But the next spring, it was back! Subsequently, it shot out desperate green shoots and clung to its leaves in the fall long after other trees had discarded theirs, as if it knew that each leaf might be its last. Two years ago, I peeled some bark away to reveal an infestation of earwigs. (Incidentally, our pest-rescue policy does not include earwigs; we are decidedly pro-smoosh when it comes to earwigs.) Last year, several branches on one of the remaining two upright limbs produced no greenery. This year, the entire limb was lifeless.

Not that we particularly cared how our property looks (with apologies to the people of Stanstead if our tree cost the town first place in Quebec's municipal flower contest -- "Ain't We Just the Prettiest," I think is the official contest name) but the tree did look ugly, so we decided to act. Did we cut it down? Of course not! Live and let leaf, we say. Instead, we opted to lop. For once, we were prone to prune.

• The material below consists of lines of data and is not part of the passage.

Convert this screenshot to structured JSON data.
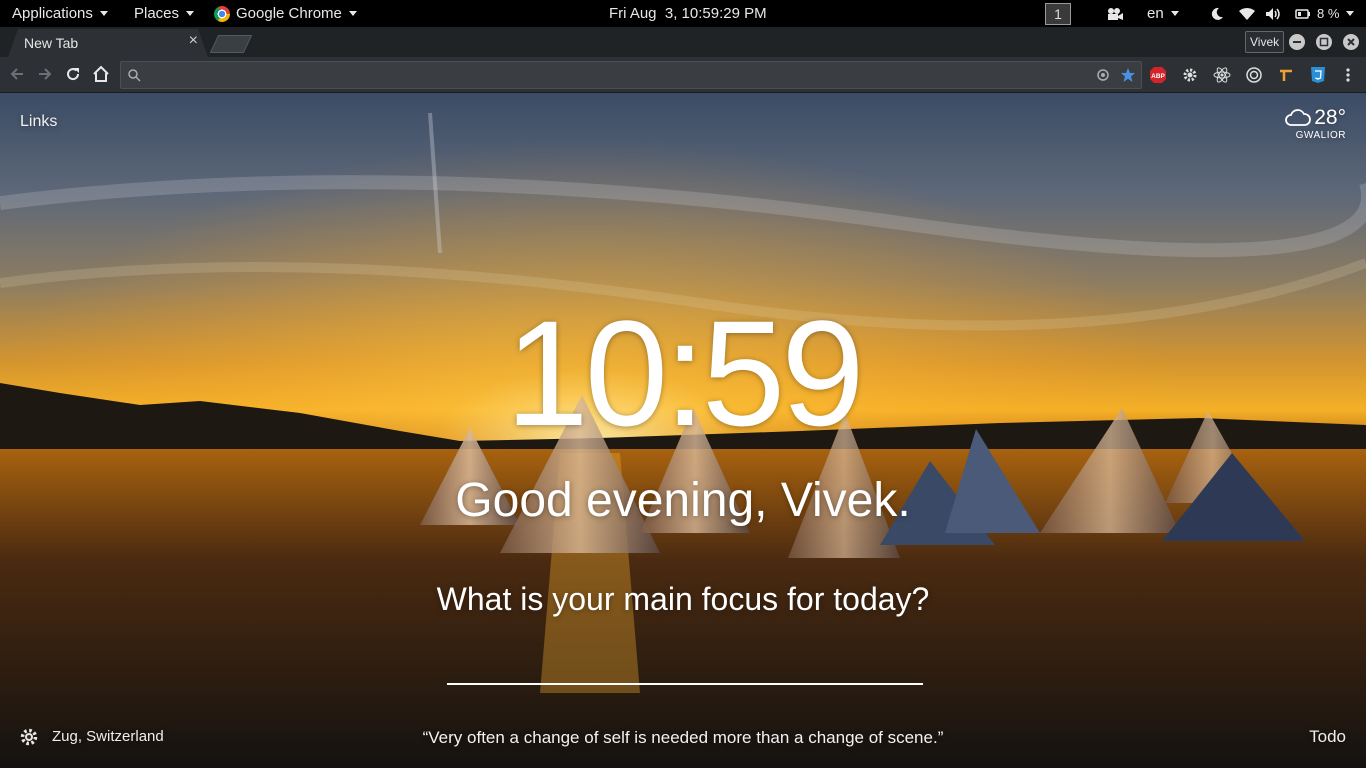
{
  "topbar": {
    "applications_label": "Applications",
    "places_label": "Places",
    "app_label": "Google Chrome",
    "clock": "Fri Aug  3, 10:59:29 PM",
    "workspace": "1",
    "keyboard_layout": "en",
    "battery": "8 %"
  },
  "browser": {
    "tab_title": "New Tab",
    "tab_close": "×",
    "profile_name": "Vivek",
    "omnibox_value": "",
    "extensions": [
      "abp-icon",
      "gear-extension-icon",
      "react-icon",
      "target-icon",
      "tools-icon",
      "css3-icon",
      "menu-icon"
    ],
    "abp_label": "ABP",
    "accent": "#4a90e2"
  },
  "momentum": {
    "links_label": "Links",
    "temperature": "28°",
    "city": "GWALIOR",
    "time": "10:59",
    "greeting": "Good evening, Vivek.",
    "focus_question": "What is your main focus for today?",
    "focus_value": "",
    "location": "Zug, Switzerland",
    "quote": "“Very often a change of self is needed more than a change of scene.”",
    "todo_label": "Todo"
  }
}
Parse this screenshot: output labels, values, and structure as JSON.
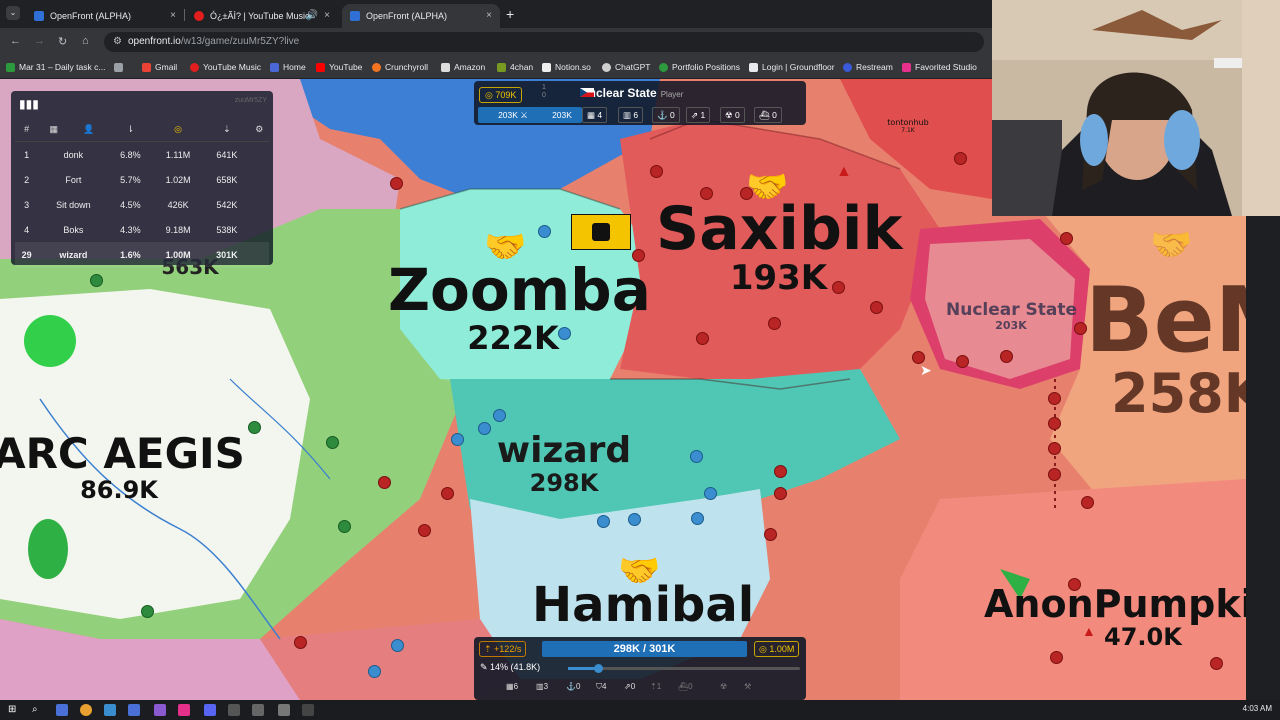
{
  "browser": {
    "tabs": [
      {
        "label": "OpenFront (ALPHA)",
        "close": "×",
        "active": false
      },
      {
        "label": "Ó¿±ÃÌ? | YouTube Music",
        "close": "×",
        "active": false
      },
      {
        "label": "OpenFront (ALPHA)",
        "close": "×",
        "active": true
      }
    ],
    "new_tab": "+",
    "url_host": "openfront.io",
    "url_path": "/w13/game/zuuMr5ZY?live",
    "bookmarks": [
      "Mar 31 – Daily task c...",
      "Gmail",
      "YouTube Music",
      "Home",
      "YouTube",
      "Crunchyroll",
      "Amazon",
      "4chan",
      "Notion.so",
      "ChatGPT",
      "Portfolio Positions",
      "Login | Groundfloor",
      "Restream",
      "Favorited Studio"
    ]
  },
  "leaderboard": {
    "game_id": "zuuMr5ZY",
    "headers": [
      "#",
      "",
      "",
      "",
      "",
      "",
      ""
    ],
    "rows": [
      {
        "rank": "1",
        "name": "donk",
        "land": "6.8%",
        "gold": "1.11M",
        "troops": "641K"
      },
      {
        "rank": "2",
        "name": "Fort",
        "land": "5.7%",
        "gold": "1.02M",
        "troops": "658K"
      },
      {
        "rank": "3",
        "name": "Sit down",
        "land": "4.5%",
        "gold": "426K",
        "troops": "542K"
      },
      {
        "rank": "4",
        "name": "Boks",
        "land": "4.3%",
        "gold": "9.18M",
        "troops": "538K"
      },
      {
        "rank": "29",
        "name": "wizard",
        "land": "1.6%",
        "gold": "1.00M",
        "troops": "301K"
      }
    ]
  },
  "player_info": {
    "gold": "709K",
    "alliances_top": "1",
    "alliances_bottom": "0",
    "name": "Nuclear State",
    "type": "Player",
    "troops": "203K",
    "workers": "203K",
    "stats": [
      "4",
      "6",
      "0",
      "1",
      "0",
      "0"
    ]
  },
  "map": {
    "territories": [
      {
        "name": "Zoomba",
        "troops": "222K"
      },
      {
        "name": "Saxibik",
        "troops": "193K"
      },
      {
        "name": "BeM",
        "troops": "258K"
      },
      {
        "name": "ARC AEGIS",
        "troops": "86.9K"
      },
      {
        "name": "wizard",
        "troops": "298K"
      },
      {
        "name": "Hamibal",
        "troops": ""
      },
      {
        "name": "AnonPumpkin",
        "troops": "47.0K"
      },
      {
        "name": "Nuclear State",
        "troops": "203K"
      },
      {
        "name": "tontonhub",
        "troops": "7.1K"
      },
      {
        "name": "",
        "troops": "563K"
      }
    ]
  },
  "control": {
    "rate": "+122/s",
    "troops": "298K / 301K",
    "gold": "1.00M",
    "attack_ratio": "14% (41.8K)",
    "attack_ratio_value": 0.14,
    "buildings": [
      "6",
      "3",
      "0",
      "4",
      "0",
      "1",
      "0",
      "",
      ""
    ]
  },
  "taskbar": {
    "clock": "4:03 AM"
  }
}
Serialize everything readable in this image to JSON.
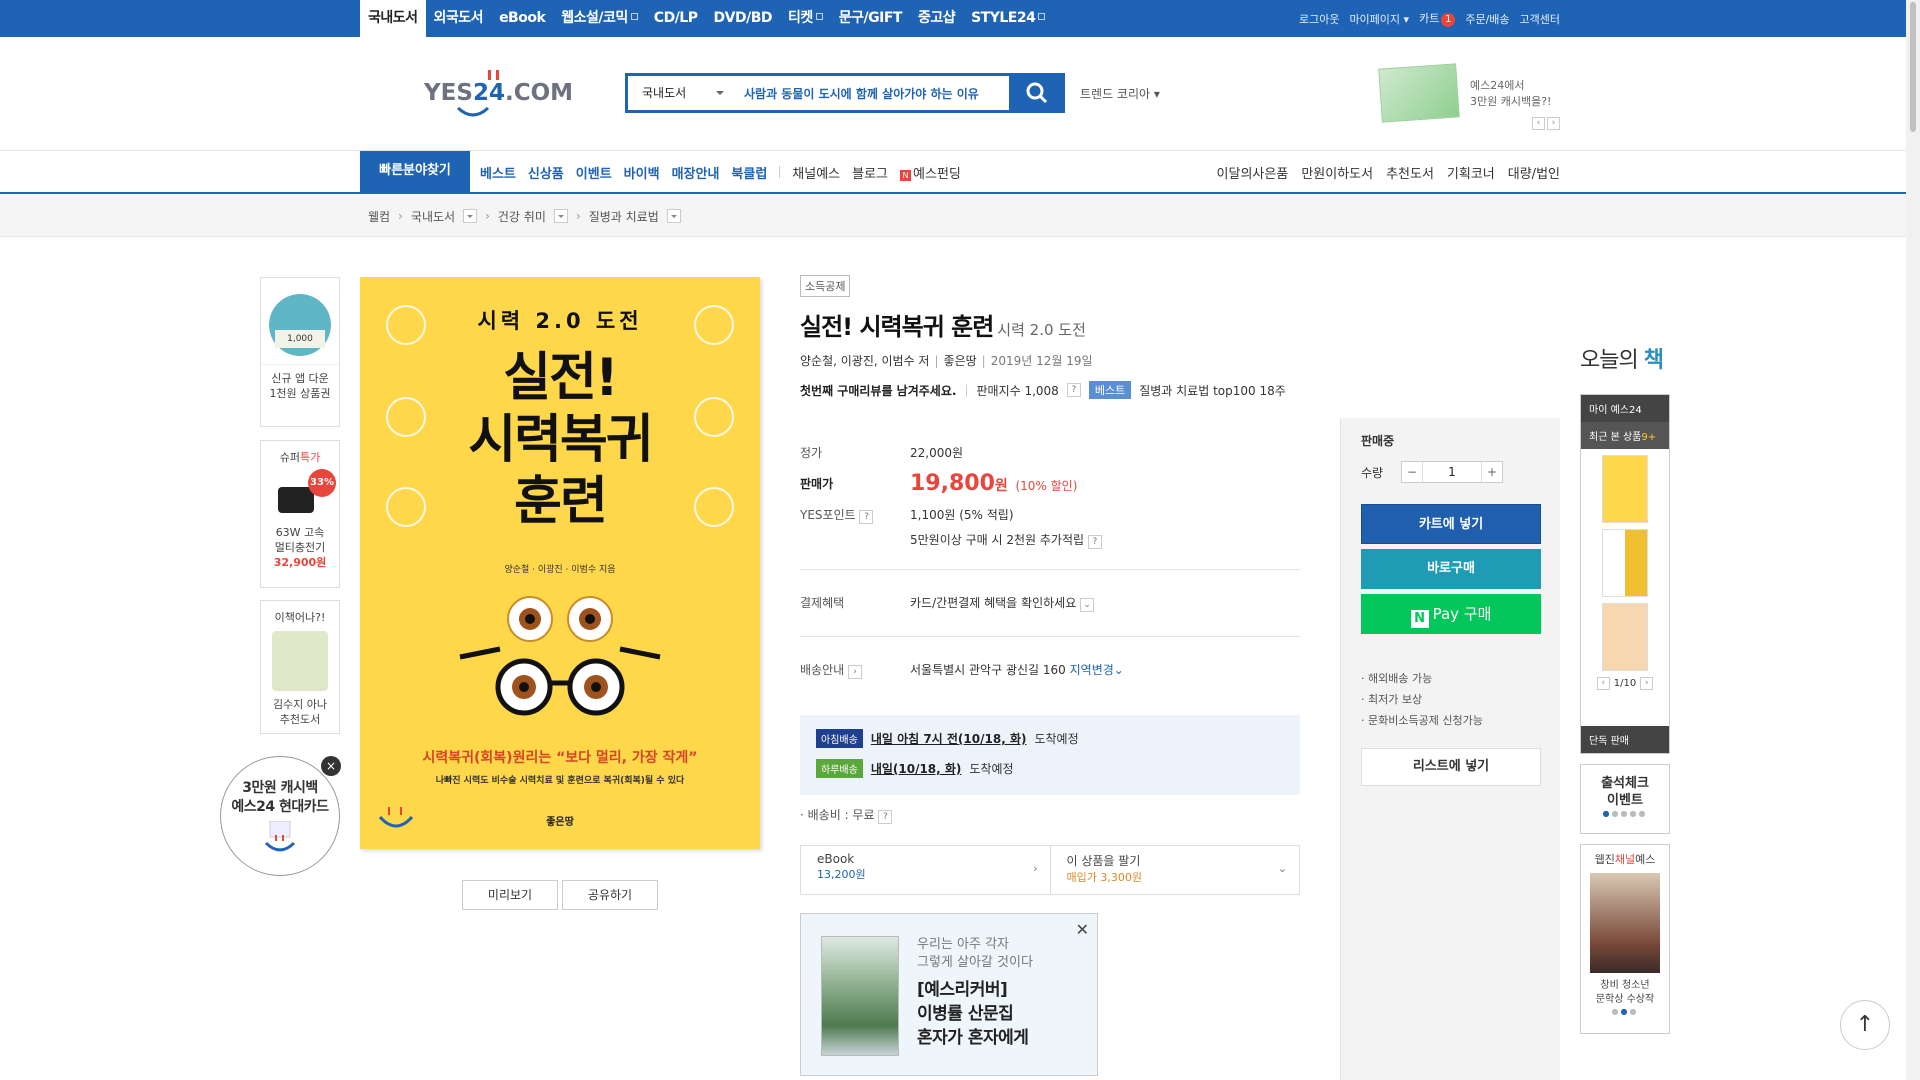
{
  "topbar": {
    "tabs": [
      {
        "label": "국내도서",
        "active": true
      },
      {
        "label": "외국도서"
      },
      {
        "label": "eBook"
      },
      {
        "label": "웹소설/코믹",
        "more": true
      },
      {
        "label": "CD/LP"
      },
      {
        "label": "DVD/BD"
      },
      {
        "label": "티켓",
        "more": true
      },
      {
        "label": "문구/GIFT"
      },
      {
        "label": "중고샵"
      },
      {
        "label": "STYLE24",
        "more": true
      }
    ],
    "util": {
      "logout": "로그아웃",
      "mypage": "마이페이지",
      "cart": "카트",
      "cart_count": "1",
      "orders": "주문/배송",
      "cs": "고객센터"
    }
  },
  "header": {
    "logo": {
      "yes": "YES",
      "n24": "24",
      "com": ".COM"
    },
    "search": {
      "category": "국내도서",
      "query": "사람과 동물이 도시에 함께 살아가야 하는 이유"
    },
    "trend": "트렌드 코리아",
    "promo": {
      "line1": "예스24에서",
      "line2": "3만원 캐시백을?!"
    }
  },
  "gnb": {
    "quick": "빠른분야찾기",
    "menu_blue": [
      "베스트",
      "신상품",
      "이벤트",
      "바이백",
      "매장안내",
      "북클럽"
    ],
    "menu_gray": [
      "채널예스",
      "블로그"
    ],
    "funding": "예스펀딩",
    "right": [
      "이달의사은품",
      "만원이하도서",
      "추천도서",
      "기획코너",
      "대량/법인"
    ]
  },
  "breadcrumb": [
    "웰컴",
    "국내도서",
    "건강 취미",
    "질병과 치료법"
  ],
  "side_ads": {
    "app": {
      "coin": "1,000",
      "line1": "신규 앱 다운",
      "line2": "1천원 상품권"
    },
    "super": {
      "title_a": "슈퍼",
      "title_b": "특가",
      "pct": "33%",
      "line1": "63W 고속",
      "line2": "멀티충전기",
      "price": "32,900원"
    },
    "book": {
      "title": "이책어나?!",
      "line1": "김수지 아나",
      "line2": "추천도서"
    },
    "circle": {
      "line1": "3만원 캐시백",
      "line2": "예스24 현대카드"
    }
  },
  "cover": {
    "subtitle": "시력 2.0 도전",
    "title_lines": [
      "실전!",
      "시력복귀",
      "훈련"
    ],
    "authors": "양순철 · 이광진 · 이범수 지음",
    "tagline": "시력복귀(회복)원리는 “보다 멀리, 가장 작게”",
    "tagline2": "나빠진 시력도 비수술 시력치료 및 훈련으로 복귀(회복)될 수 있다",
    "publisher": "좋은땅"
  },
  "cover_buttons": {
    "preview": "미리보기",
    "share": "공유하기"
  },
  "product": {
    "badge": "소득공제",
    "title": "실전! 시력복귀 훈련",
    "subtitle": "시력 2.0 도전",
    "authors": "양순철, 이광진, 이범수 저",
    "publisher": "좋은땅",
    "date": "2019년 12월 19일",
    "review_prompt": "첫번째 구매리뷰를 남겨주세요.",
    "sales_index": "판매지수 1,008",
    "best_tag": "베스트",
    "rank": "질병과 치료법 top100 18주"
  },
  "price": {
    "list_label": "정가",
    "list_value": "22,000원",
    "sale_label": "판매가",
    "sale_value": "19,800",
    "sale_unit": "원",
    "discount": "(10% 할인)",
    "points_label": "YES포인트",
    "points_value": "1,100원 (5% 적립)",
    "points_extra": "5만원이상 구매 시 2천원 추가적립",
    "pay_label": "결제혜택",
    "pay_value": "카드/간편결제 혜택을 확인하세요",
    "ship_label": "배송안내",
    "ship_address": "서울특별시 관악구 광신길 160",
    "ship_change": "지역변경"
  },
  "delivery": {
    "morning_tag": "아침배송",
    "morning_time": "내일 아침 7시 전(10/18, 화)",
    "morning_suffix": "도착예정",
    "day_tag": "하루배송",
    "day_time": "내일(10/18, 화)",
    "day_suffix": "도착예정",
    "fee": "· 배송비 : 무료"
  },
  "ebook": {
    "label": "eBook",
    "price": "13,200원",
    "sell_label": "이 상품을 팔기",
    "sell_price": "매입가 3,300원"
  },
  "banner": {
    "line1": "우리는 아주 각자",
    "line2": "그렇게 살아갈 것이다",
    "t1": "[예스리커버]",
    "t2": "이병률 산문집",
    "t3": "혼자가 혼자에게"
  },
  "buy": {
    "status": "판매중",
    "qty_label": "수량",
    "qty": "1",
    "cart": "카트에 넣기",
    "buy_now": "바로구매",
    "npay": "Pay 구매",
    "notes": [
      "· 해외배송 가능",
      "· 최저가 보상",
      "· 문화비소득공제 신청가능"
    ],
    "wishlist": "리스트에 넣기"
  },
  "right": {
    "today_a": "오늘의",
    "today_b": "책",
    "my": "마이 예스24",
    "recent": "최근 본 상품",
    "recent_count": "9+",
    "page": "1/10",
    "exclusive": "단독 판매",
    "attend_line1": "출석체크",
    "attend_line2": "이벤트",
    "webzine_a": "웹진",
    "webzine_b": "채널",
    "webzine_c": "예스",
    "webzine_cap1": "창비 청소년",
    "webzine_cap2": "문학상 수상작"
  },
  "colors": {
    "brand": "#1f63b5",
    "price_red": "#e8453c",
    "buy_teal": "#1f9bb5",
    "npay_green": "#03c75a"
  }
}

While I'm all for maintaining and nurturing (and ignoring), there's something to be said about ripping stuff apart. In fact, I could see myself working in demolition because, honestly, what's the worst that could happen? You accidentally fix something?

So there was some satisfaction in getting the ladder and hand saw out and shearing off those dead branches. The first one especially. The second one was also good fun. By the third branch, it was starting to get old. By number four, my hand had cramped into a disfigured claw.

By the time I got to the dead upright limb, I was thinking I should borrow my neighbour's chainsaw. But never having used a chainsaw, I'd have to borrow both the chainsaw and the neighbour, and that's just embarrassing.

Instead, I began sawing away at the upright limb. Gravity, weight and my misshapen claw, however, caused the blade to jam after I was about two inches in. I figured I just needed to widen the cut a little, so I fetched my crowbar and hammer. But my other neighbours were across the street and, well, desperately hammering a crowbar into a tree you obviously can't cut? That's just embarrassing too.

I did eventually employ the crowbar method, to no effect other than making my ears ring. In the end, my solution was to keep hacking away at the limb on various sides until, using my manly, not-at-all-embarrassing brute strength, I toppled the limb to the ground.

And now, freshly pruned in accordance with house policy, the tree we won't admit is dead stands still on our pee-stained lawn, set off by burgeoning ferns and rogue lilac shoots, perhaps the ugliest, most lop-sided, saddest tree in town. And this doesn't embarrass me in the least.

Ross Murray's collection, You're Not Going to Eat That, Are You?, is available in Quebec in area book stores and through He can be reached at